▸ **Assignment**: The records that follow must be repeated verbatim, every one of them.

Excerpts from an interface dataset
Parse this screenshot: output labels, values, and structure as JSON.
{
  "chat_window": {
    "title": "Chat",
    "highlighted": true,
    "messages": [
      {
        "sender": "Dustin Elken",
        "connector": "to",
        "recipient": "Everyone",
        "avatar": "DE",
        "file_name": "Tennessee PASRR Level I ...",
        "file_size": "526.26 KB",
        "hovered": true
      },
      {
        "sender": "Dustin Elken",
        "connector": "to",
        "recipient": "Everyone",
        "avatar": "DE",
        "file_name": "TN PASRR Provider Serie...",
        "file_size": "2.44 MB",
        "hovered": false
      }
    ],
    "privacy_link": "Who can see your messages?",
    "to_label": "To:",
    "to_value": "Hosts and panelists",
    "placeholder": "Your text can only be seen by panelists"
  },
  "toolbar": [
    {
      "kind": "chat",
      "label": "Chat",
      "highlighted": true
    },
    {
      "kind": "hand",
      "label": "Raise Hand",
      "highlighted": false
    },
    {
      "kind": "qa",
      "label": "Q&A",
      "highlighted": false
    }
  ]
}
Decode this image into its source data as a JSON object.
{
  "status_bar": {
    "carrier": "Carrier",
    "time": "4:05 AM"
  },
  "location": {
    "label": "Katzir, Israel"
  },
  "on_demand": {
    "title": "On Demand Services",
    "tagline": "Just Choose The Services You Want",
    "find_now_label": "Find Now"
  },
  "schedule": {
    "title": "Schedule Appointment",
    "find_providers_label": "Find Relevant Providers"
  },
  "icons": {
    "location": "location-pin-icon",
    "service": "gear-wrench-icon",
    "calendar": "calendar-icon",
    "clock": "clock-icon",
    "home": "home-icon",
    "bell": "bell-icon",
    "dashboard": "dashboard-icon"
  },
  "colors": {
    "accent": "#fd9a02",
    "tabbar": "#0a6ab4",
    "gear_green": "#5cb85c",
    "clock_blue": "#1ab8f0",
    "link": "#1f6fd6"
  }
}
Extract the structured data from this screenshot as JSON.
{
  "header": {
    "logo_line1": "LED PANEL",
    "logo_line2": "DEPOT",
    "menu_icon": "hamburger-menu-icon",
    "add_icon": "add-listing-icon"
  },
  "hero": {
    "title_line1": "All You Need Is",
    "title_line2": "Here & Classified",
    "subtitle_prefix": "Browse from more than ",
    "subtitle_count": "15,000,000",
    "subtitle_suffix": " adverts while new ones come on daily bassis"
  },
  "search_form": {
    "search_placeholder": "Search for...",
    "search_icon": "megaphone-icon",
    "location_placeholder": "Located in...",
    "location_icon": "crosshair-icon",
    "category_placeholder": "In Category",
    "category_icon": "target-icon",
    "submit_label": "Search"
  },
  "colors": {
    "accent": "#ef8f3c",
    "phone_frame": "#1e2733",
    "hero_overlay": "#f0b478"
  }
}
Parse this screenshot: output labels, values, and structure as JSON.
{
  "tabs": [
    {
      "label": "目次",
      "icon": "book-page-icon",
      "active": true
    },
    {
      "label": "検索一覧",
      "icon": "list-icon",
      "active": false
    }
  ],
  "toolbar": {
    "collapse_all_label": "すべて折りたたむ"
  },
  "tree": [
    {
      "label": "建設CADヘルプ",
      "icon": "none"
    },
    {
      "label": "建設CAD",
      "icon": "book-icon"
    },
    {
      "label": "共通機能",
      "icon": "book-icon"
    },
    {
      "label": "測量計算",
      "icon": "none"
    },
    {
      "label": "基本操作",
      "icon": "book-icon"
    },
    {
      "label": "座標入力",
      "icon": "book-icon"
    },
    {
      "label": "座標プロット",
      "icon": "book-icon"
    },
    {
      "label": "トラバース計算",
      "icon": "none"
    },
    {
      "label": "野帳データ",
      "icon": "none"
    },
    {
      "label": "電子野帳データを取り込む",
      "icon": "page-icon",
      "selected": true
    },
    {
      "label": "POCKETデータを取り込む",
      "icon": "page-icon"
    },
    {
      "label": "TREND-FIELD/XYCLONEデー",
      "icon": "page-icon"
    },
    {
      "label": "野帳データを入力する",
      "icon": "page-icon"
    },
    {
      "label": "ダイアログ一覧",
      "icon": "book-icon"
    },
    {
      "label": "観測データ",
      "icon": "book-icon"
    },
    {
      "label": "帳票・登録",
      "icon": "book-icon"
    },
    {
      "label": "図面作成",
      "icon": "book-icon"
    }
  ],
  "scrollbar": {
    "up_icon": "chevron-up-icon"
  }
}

▸ **Completed task**:
Parse this screenshot: output labels, values, and structure as JSON.
{
  "chat_window": {
    "title": "Chat",
    "highlighted": true,
    "messages": [
      {
        "sender": "Dustin Elken",
        "connector": "to",
        "recipient": "Everyone",
        "avatar": "DE",
        "file_name": "Tennessee PASRR Level I ...",
        "file_size": "526.26 KB",
        "hovered": true
      },
      {
        "sender": "Dustin Elken",
        "connector": "to",
        "recipient": "Everyone",
        "avatar": "DE",
        "file_name": "TN PASRR Provider Serie...",
        "file_size": "2.44 MB",
        "hovered": false
      }
    ],
    "privacy_link": "Who can see your messages?",
    "to_label": "To:",
    "to_value": "Hosts and panelists",
    "placeholder": "Your text can only be seen by panelists"
  },
  "toolbar": [
    {
      "kind": "chat",
      "label": "Chat",
      "highlighted": true
    },
    {
      "kind": "hand",
      "label": "Raise Hand",
      "highlighted": false
    },
    {
      "kind": "qa",
      "label": "Q&A",
      "highlighted": false
    }
  ]
}
Decode this image into its source data as a JSON object.
{
  "status_bar": {
    "carrier": "Carrier",
    "time": "4:05 AM"
  },
  "location": {
    "label": "Katzir, Israel"
  },
  "on_demand": {
    "title": "On Demand Services",
    "tagline": "Just Choose The Services You Want",
    "find_now_label": "Find Now"
  },
  "schedule": {
    "title": "Schedule Appointment",
    "find_providers_label": "Find Relevant Providers"
  },
  "icons": {
    "location": "location-pin-icon",
    "service": "gear-wrench-icon",
    "calendar": "calendar-icon",
    "clock": "clock-icon",
    "home": "home-icon",
    "bell": "bell-icon",
    "dashboard": "dashboard-icon"
  },
  "colors": {
    "accent": "#fd9a02",
    "tabbar": "#0a6ab4",
    "gear_green": "#5cb85c",
    "clock_blue": "#1ab8f0",
    "link": "#1f6fd6"
  }
}
Extract the structured data from this screenshot as JSON.
{
  "header": {
    "logo_line1": "LED PANEL",
    "logo_line2": "DEPOT",
    "menu_icon": "hamburger-menu-icon",
    "add_icon": "add-listing-icon"
  },
  "hero": {
    "title_line1": "All You Need Is",
    "title_line2": "Here & Classified",
    "subtitle_prefix": "Browse from more than ",
    "subtitle_count": "15,000,000",
    "subtitle_suffix": " adverts while new ones come on daily bassis"
  },
  "search_form": {
    "search_placeholder": "Search for...",
    "search_icon": "megaphone-icon",
    "location_placeholder": "Located in...",
    "location_icon": "crosshair-icon",
    "category_placeholder": "In Category",
    "category_icon": "target-icon",
    "submit_label": "Search"
  },
  "colors": {
    "accent": "#ef8f3c",
    "phone_frame": "#1e2733",
    "hero_overlay": "#f0b478"
  }
}
Parse this screenshot: output labels, values, and structure as JSON.
{
  "tabs": [
    {
      "label": "目次",
      "icon": "book-page-icon",
      "active": true
    },
    {
      "label": "検索一覧",
      "icon": "list-icon",
      "active": false
    }
  ],
  "toolbar": {
    "collapse_all_label": "すべて折りたたむ"
  },
  "tree": [
    {
      "label": "建設CADヘルプ",
      "icon": "none"
    },
    {
      "label": "建設CAD",
      "icon": "book-icon"
    },
    {
      "label": "共通機能",
      "icon": "book-icon"
    },
    {
      "label": "測量計算",
      "icon": "none"
    },
    {
      "label": "基本操作",
      "icon": "book-icon"
    },
    {
      "label": "座標入力",
      "icon": "book-icon"
    },
    {
      "label": "座標プロット",
      "icon": "book-icon"
    },
    {
      "label": "トラバース計算",
      "icon": "none"
    },
    {
      "label": "野帳データ",
      "icon": "none"
    },
    {
      "label": "電子野帳データを取り込む",
      "icon": "page-icon",
      "selected": true
    },
    {
      "label": "POCKETデータを取り込む",
      "icon": "page-icon"
    },
    {
      "label": "TREND-FIELD/XYCLONEデー",
      "icon": "page-icon"
    },
    {
      "label": "野帳データを入力する",
      "icon": "page-icon"
    },
    {
      "label": "ダイアログ一覧",
      "icon": "book-icon"
    },
    {
      "label": "観測データ",
      "icon": "book-icon"
    },
    {
      "label": "帳票・登録",
      "icon": "book-icon"
    },
    {
      "label": "図面作成",
      "icon": "book-icon"
    }
  ],
  "scrollbar": {
    "up_icon": "chevron-up-icon"
  }
}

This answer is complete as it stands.